Park presents a new dataset of joint military exercises in the Asia-Pacific from 1970 to 2019 and examines variations in security cooperation patterns using network analysis and case studies. The key finding is that US allies and strategic partners increased joint military exercise with China after the 2000s.
She argues that the regional security cooperation network has become more inclusive, densely connected, and less centralized over time. These findings imply that countries in the Asia-Pacific today are much more connected to each other in the security realm than formal alliance patterns suggest.
Kyuri Park is a PhD candidate in Political Science and International Relations at the University of Southern California (USC). Her PhD dissertation examines the variations in patterns of security cooperation in the Asia-Pacific over time using network analysis and case studies. Her other projects examine South Korea’s middle power foreign policy. Kyuri completed a MA in Asian Studies at Georgetown University and a BA in International Relations from Ewha Womans University in South Korea.

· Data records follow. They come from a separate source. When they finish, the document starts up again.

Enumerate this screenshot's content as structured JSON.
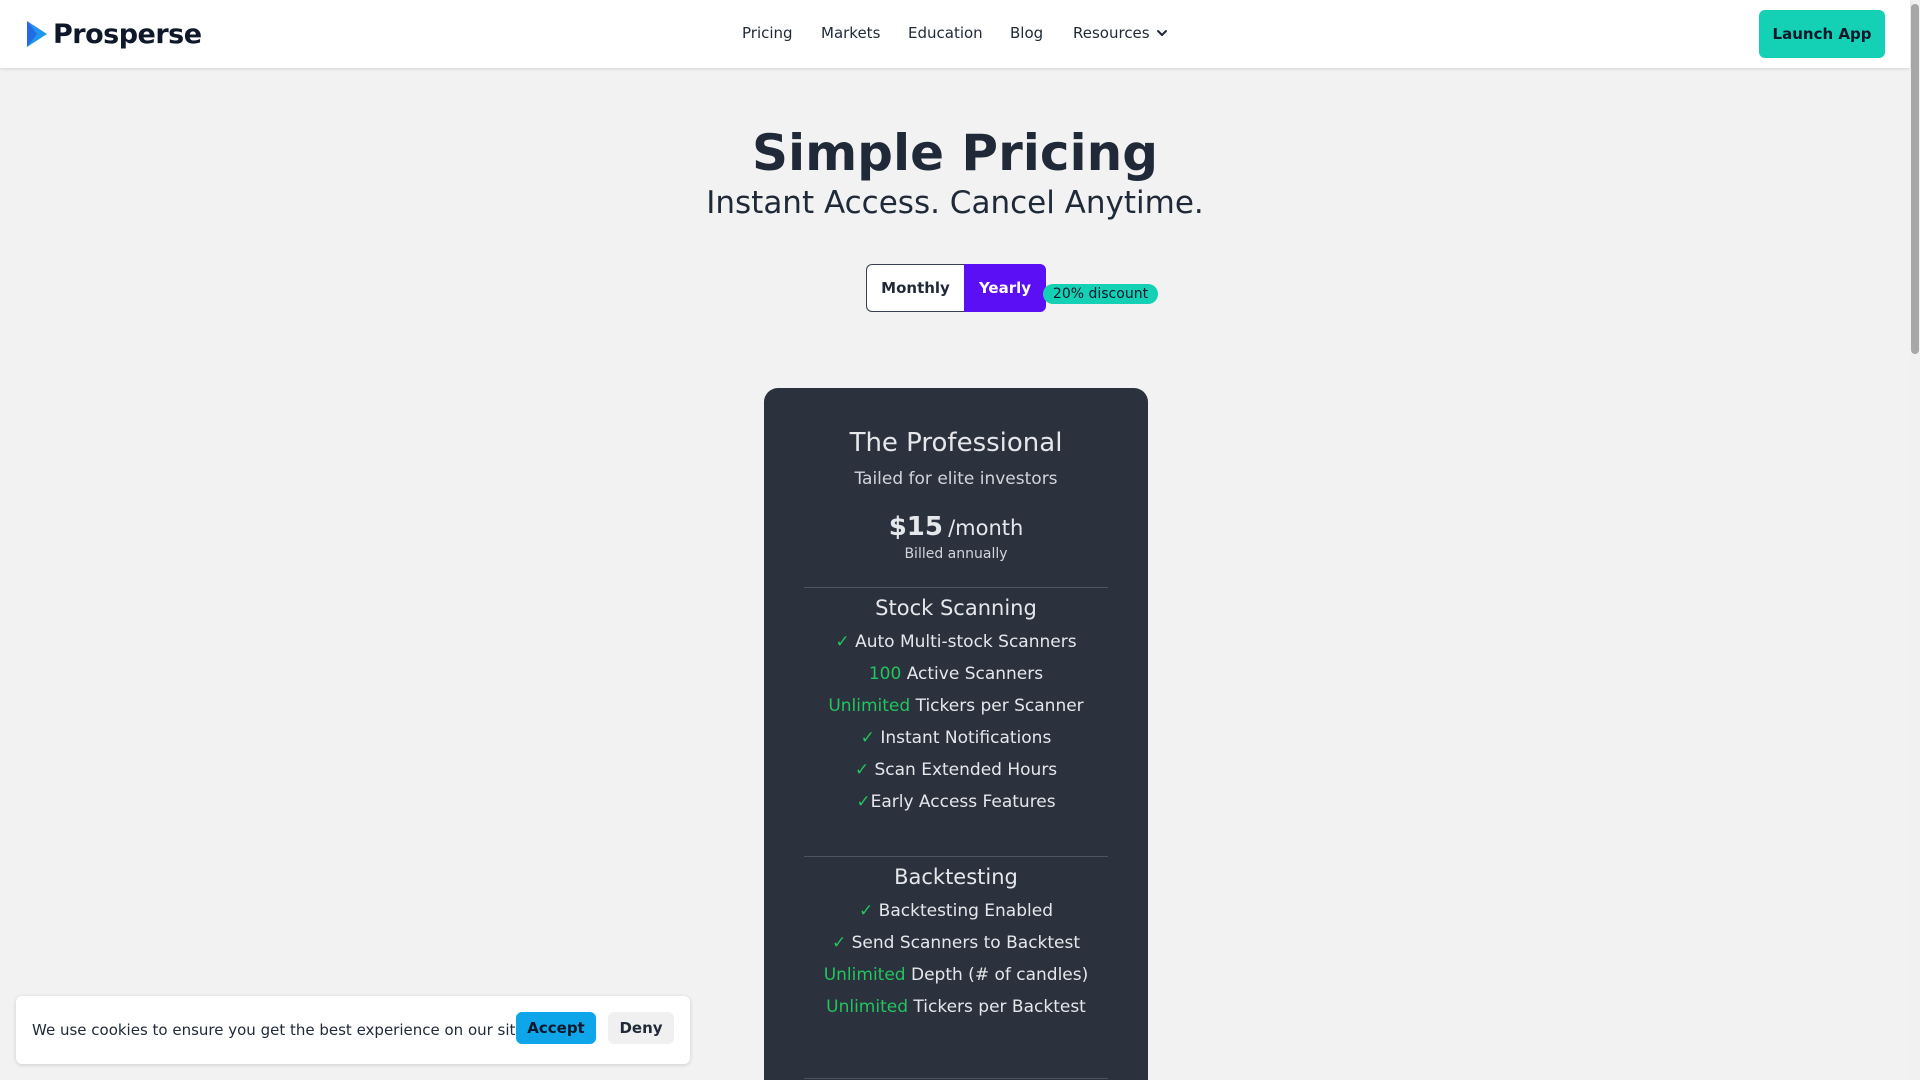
{
  "header": {
    "logo_text": "Prosperse",
    "nav": {
      "pricing": "Pricing",
      "markets": "Markets",
      "education": "Education",
      "blog": "Blog",
      "resources": "Resources"
    },
    "launch_label": "Launch App"
  },
  "hero": {
    "title": "Simple Pricing",
    "subtitle": "Instant Access. Cancel Anytime."
  },
  "billing_toggle": {
    "monthly": "Monthly",
    "yearly": "Yearly",
    "selected": "Yearly",
    "discount": "20% discount"
  },
  "plan": {
    "name": "The Professional",
    "tagline": "Tailed for elite investors",
    "price": "$15",
    "price_unit": "/month",
    "billing_note": "Billed annually",
    "sections": [
      {
        "title": "Stock Scanning",
        "features": [
          {
            "prefix": "✓",
            "text": "Auto Multi-stock Scanners"
          },
          {
            "prefix": "100",
            "text": "Active Scanners"
          },
          {
            "prefix": "Unlimited",
            "text": "Tickers per Scanner"
          },
          {
            "prefix": "✓",
            "text": "Instant Notifications"
          },
          {
            "prefix": "✓",
            "text": "Scan Extended Hours"
          },
          {
            "prefix": "✓",
            "text": "Early Access Features"
          }
        ]
      },
      {
        "title": "Backtesting",
        "features": [
          {
            "prefix": "✓",
            "text": "Backtesting Enabled"
          },
          {
            "prefix": "✓",
            "text": "Send Scanners to Backtest"
          },
          {
            "prefix": "Unlimited",
            "text": "Depth (# of candles)"
          },
          {
            "prefix": "Unlimited",
            "text": "Tickers per Backtest"
          }
        ]
      }
    ]
  },
  "cookie_banner": {
    "message": "We use cookies to ensure you get the best experience on our site.",
    "accept": "Accept",
    "deny": "Deny"
  },
  "colors": {
    "accent_teal": "#14d0b4",
    "accent_purple": "#5b0ff5",
    "card_bg": "#2b313d",
    "feature_green": "#22c55e",
    "accept_blue": "#0ea5e9"
  }
}
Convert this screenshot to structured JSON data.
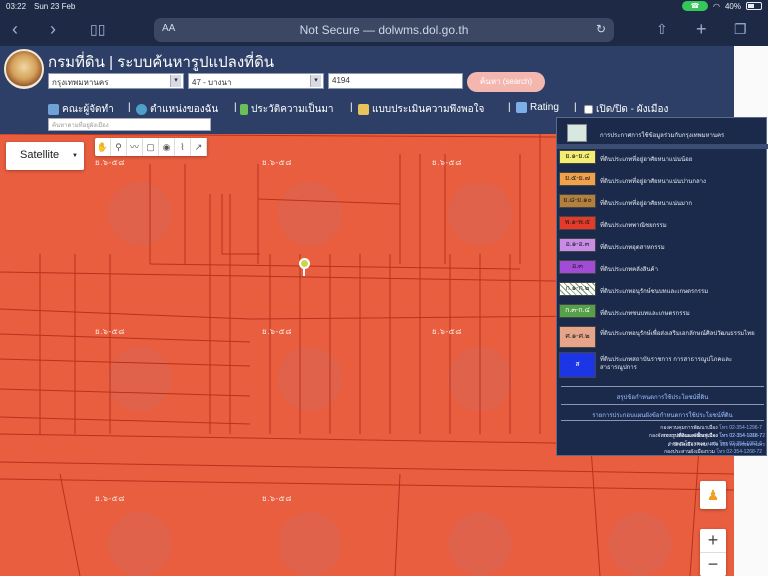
{
  "status_bar": {
    "time": "03:22",
    "date": "Sun 23 Feb",
    "battery": "40%"
  },
  "browser": {
    "aa_label": "AA",
    "url": "Not Secure — dolwms.dol.go.th"
  },
  "header": {
    "title": "กรมที่ดิน | ระบบค้นหารูปแปลงที่ดิน",
    "province_select": "กรุงเทพมหานคร",
    "district_select": "47 - บางนา",
    "parcel_value": "4194",
    "search_button": "ค้นหา (search)"
  },
  "nav": {
    "items": [
      {
        "label": "คณะผู้จัดทำ",
        "icon": "group-icon",
        "color": "#6fa3d8"
      },
      {
        "label": "ตำแหน่งของฉัน",
        "icon": "globe-icon",
        "color": "#4ea0c8"
      },
      {
        "label": "ประวัติความเป็นมา",
        "icon": "sprout-icon",
        "color": "#6bbf59"
      },
      {
        "label": "แบบประเมินความพึงพอใจ",
        "icon": "form-icon",
        "color": "#e8c25a"
      },
      {
        "label": "Rating",
        "icon": "chart-icon",
        "color": "#7db0e8"
      },
      {
        "label": "เปิด/ปิด - ผังเมือง",
        "icon": "checkbox-icon",
        "color": "#ffffff"
      }
    ],
    "search_placeholder": "ค้นหาตามที่อยู่ผังเมือง"
  },
  "map": {
    "map_type": "Satellite",
    "zone_labels": [
      "ย.๖-๕๘",
      "ย.๖-๕๘",
      "ย.๖-๕๘",
      "ย.๖-๕๘",
      "ย.๖-๕๘",
      "ย.๖-๕๘",
      "ย.๖-๕๘",
      "ย.๖-๕๘"
    ],
    "zoom_in": "+",
    "zoom_out": "−",
    "land_color": "#e85e3f"
  },
  "legend": {
    "header": "การประกาศการใช้ข้อมูลร่วมกับกรุงเทพมหานคร",
    "items": [
      {
        "code": "ย.๑-ย.๔",
        "text": "ที่ดินประเภทที่อยู่อาศัยหนาแน่นน้อย",
        "color": "#f3ee71"
      },
      {
        "code": "ย.๕-ย.๗",
        "text": "ที่ดินประเภทที่อยู่อาศัยหนาแน่นปานกลาง",
        "color": "#f1a14a"
      },
      {
        "code": "ย.๘-ย.๑๐",
        "text": "ที่ดินประเภทที่อยู่อาศัยหนาแน่นมาก",
        "color": "#b4803e"
      },
      {
        "code": "พ.๑-พ.๕",
        "text": "ที่ดินประเภทพาณิชยกรรม",
        "color": "#e53a2a"
      },
      {
        "code": "อ.๑-อ.๓",
        "text": "ที่ดินประเภทอุตสาหกรรม",
        "color": "#c88ce8"
      },
      {
        "code": "อ.๓",
        "text": "ที่ดินประเภทคลังสินค้า",
        "color": "#a14bd6"
      },
      {
        "code": "ก.๑-ก.๒",
        "text": "ที่ดินประเภทอนุรักษ์ชนบทและเกษตรกรรม",
        "color": "#e7efe0"
      },
      {
        "code": "ก.๓-ก.๔",
        "text": "ที่ดินประเภทชนบทและเกษตรกรรม",
        "color": "#54a14a"
      },
      {
        "code": "ศ.๑-ศ.๒",
        "text": "ที่ดินประเภทอนุรักษ์เพื่อส่งเสริมเอกลักษณ์ศิลปวัฒนธรรมไทย",
        "color": "#e6a48a"
      },
      {
        "code": "ส",
        "text": "ที่ดินประเภทสถาบันราชการ การสาธารณูปโภคและสาธารณูปการ",
        "color": "#1c36e6"
      }
    ],
    "link1": "สรุปข้อกำหนดการใช้ประโยชน์ที่ดิน",
    "link2": "รายการประกอบแผนผังข้อกำหนดการใช้ประโยชน์ที่ดิน",
    "contacts": [
      {
        "name": "กองควบคุมการพัฒนาเมือง",
        "phone": "โทร 02-354-1296-7"
      },
      {
        "name": "กองวางผังและพัฒนาเมือง",
        "phone": "โทร 02-354-1016-7"
      },
      {
        "name": "กองนโยบายและแผน",
        "phone": "โทร 02-354-1062-6"
      },
      {
        "name": "กองประสานผังเมืองรวม",
        "phone": "โทร 02-354-1268-72"
      },
      {
        "name": "กองจัดการรูปที่ดินและฟื้นฟูเมือง",
        "phone": "โทร 02-354-1268-72"
      },
      {
        "name": "สำนักผังเมือง กทม.",
        "phone": "หรือ 165 กรุงเทพมหานคร"
      }
    ]
  }
}
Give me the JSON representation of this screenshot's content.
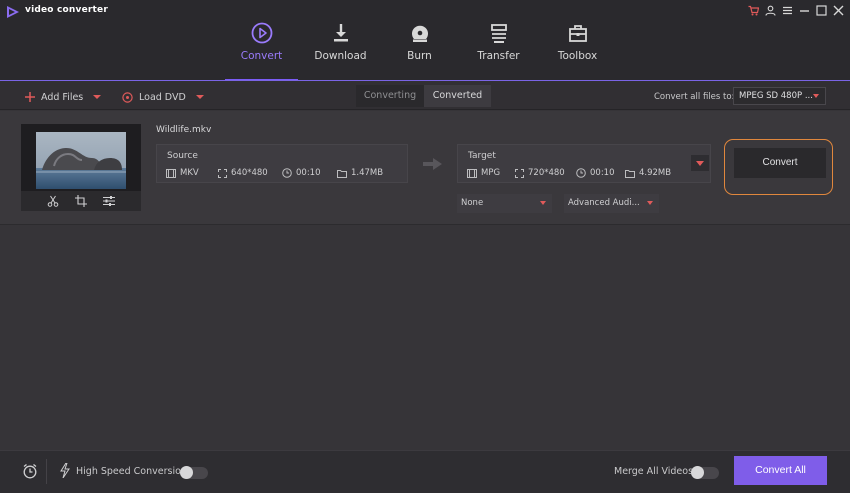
{
  "app": {
    "title": "video converter"
  },
  "nav": {
    "tabs": [
      {
        "label": "Convert",
        "icon": "play-circle-icon",
        "active": true
      },
      {
        "label": "Download",
        "icon": "download-icon",
        "active": false
      },
      {
        "label": "Burn",
        "icon": "disc-icon",
        "active": false
      },
      {
        "label": "Transfer",
        "icon": "transfer-icon",
        "active": false
      },
      {
        "label": "Toolbox",
        "icon": "toolbox-icon",
        "active": false
      }
    ]
  },
  "toolbar": {
    "add_files": "Add Files",
    "load_dvd": "Load DVD",
    "converting": "Converting",
    "converted": "Converted",
    "convert_all_label": "Convert all files to:",
    "format_value": "MPEG SD 480P ..."
  },
  "file": {
    "name": "Wildlife.mkv",
    "source": {
      "header": "Source",
      "format": "MKV",
      "resolution": "640*480",
      "duration": "00:10",
      "size": "1.47MB"
    },
    "target": {
      "header": "Target",
      "format": "MPG",
      "resolution": "720*480",
      "duration": "00:10",
      "size": "4.92MB"
    },
    "subtitle_select": "None",
    "audio_select": "Advanced Audi...",
    "convert_button": "Convert"
  },
  "footer": {
    "high_speed": "High Speed Conversion",
    "high_speed_on": false,
    "merge": "Merge All Videos",
    "merge_on": false,
    "convert_all": "Convert All"
  },
  "colors": {
    "accent": "#7f5de9",
    "highlight_ring": "#e0873d",
    "caret": "#e05a5a"
  }
}
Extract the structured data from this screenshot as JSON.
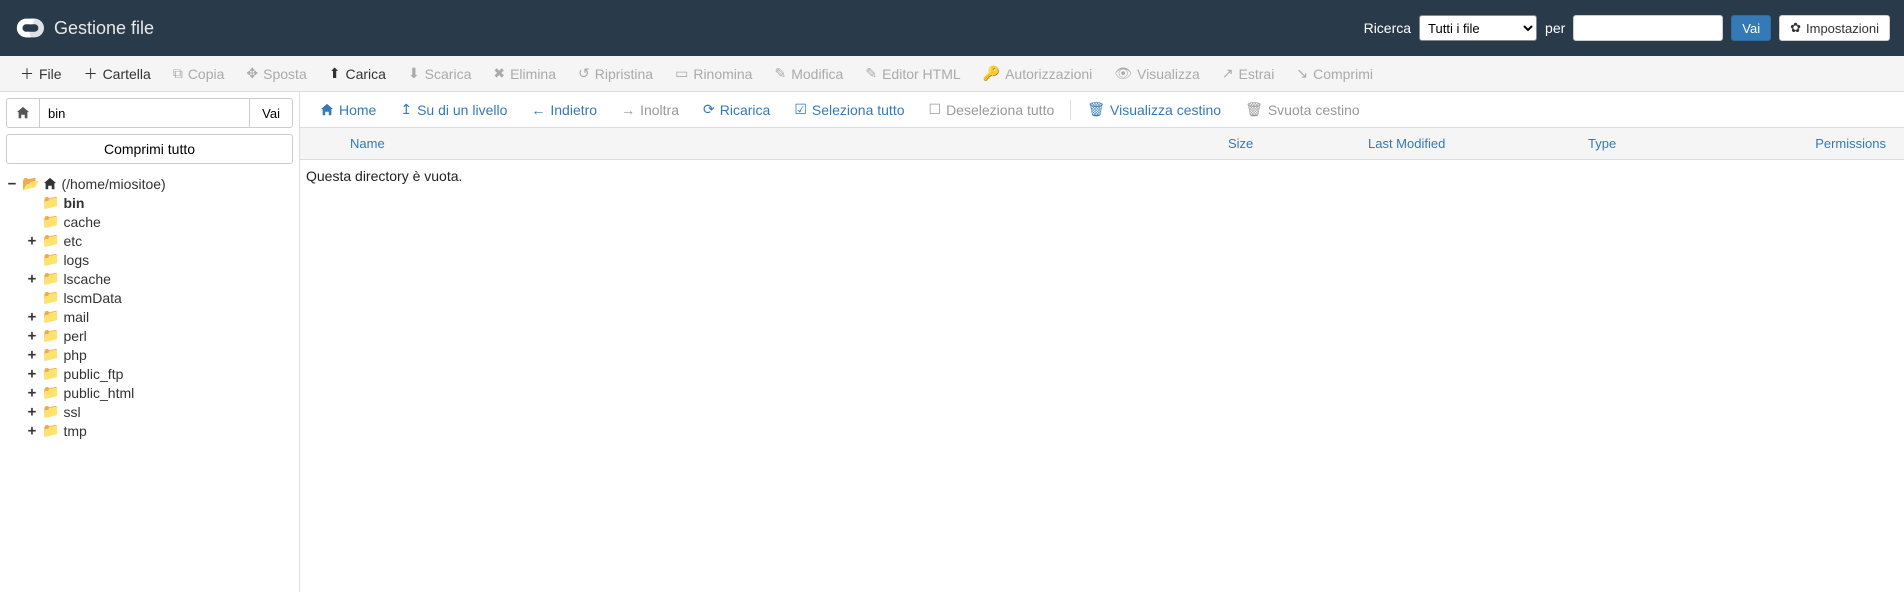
{
  "header": {
    "title": "Gestione file",
    "search_label": "Ricerca",
    "search_scope": "Tutti i file",
    "for_label": "per",
    "go_label": "Vai",
    "settings_label": "Impostazioni"
  },
  "toolbar": {
    "file": "File",
    "folder": "Cartella",
    "copy": "Copia",
    "move": "Sposta",
    "upload": "Carica",
    "download": "Scarica",
    "delete": "Elimina",
    "restore": "Ripristina",
    "rename": "Rinomina",
    "edit": "Modifica",
    "html_editor": "Editor HTML",
    "permissions": "Autorizzazioni",
    "view": "Visualizza",
    "extract": "Estrai",
    "compress": "Comprimi"
  },
  "sidebar": {
    "path_value": "bin",
    "go": "Vai",
    "collapse_all": "Comprimi tutto",
    "root_label": "(/home/miositoe)",
    "tree": [
      {
        "label": "bin",
        "toggle": "",
        "bold": true
      },
      {
        "label": "cache",
        "toggle": ""
      },
      {
        "label": "etc",
        "toggle": "+"
      },
      {
        "label": "logs",
        "toggle": ""
      },
      {
        "label": "lscache",
        "toggle": "+"
      },
      {
        "label": "lscmData",
        "toggle": ""
      },
      {
        "label": "mail",
        "toggle": "+"
      },
      {
        "label": "perl",
        "toggle": "+"
      },
      {
        "label": "php",
        "toggle": "+"
      },
      {
        "label": "public_ftp",
        "toggle": "+"
      },
      {
        "label": "public_html",
        "toggle": "+"
      },
      {
        "label": "ssl",
        "toggle": "+"
      },
      {
        "label": "tmp",
        "toggle": "+"
      }
    ]
  },
  "nav": {
    "home": "Home",
    "up": "Su di un livello",
    "back": "Indietro",
    "forward": "Inoltra",
    "reload": "Ricarica",
    "select_all": "Seleziona tutto",
    "deselect_all": "Deseleziona tutto",
    "view_trash": "Visualizza cestino",
    "empty_trash": "Svuota cestino"
  },
  "table": {
    "name": "Name",
    "size": "Size",
    "modified": "Last Modified",
    "type": "Type",
    "permissions": "Permissions"
  },
  "content": {
    "empty": "Questa directory è vuota."
  }
}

This seminar is the seventh of the Women in Asia-Pacific Security Research Seminar Series 2020-21, jointly supported by the Graduate Research & Development Network for Asian Security (GRADNAS) and the ANU Gender Institute. This seminar series showcases the cutting-edge academic research of women in the fields of Asia-Pacific security broadly-defined, and serves as an international platform for strengthening academic exchange, feedback, and mentorship. For more information, contact the Series Convenor, Professor Evelyn Goh email@example.com.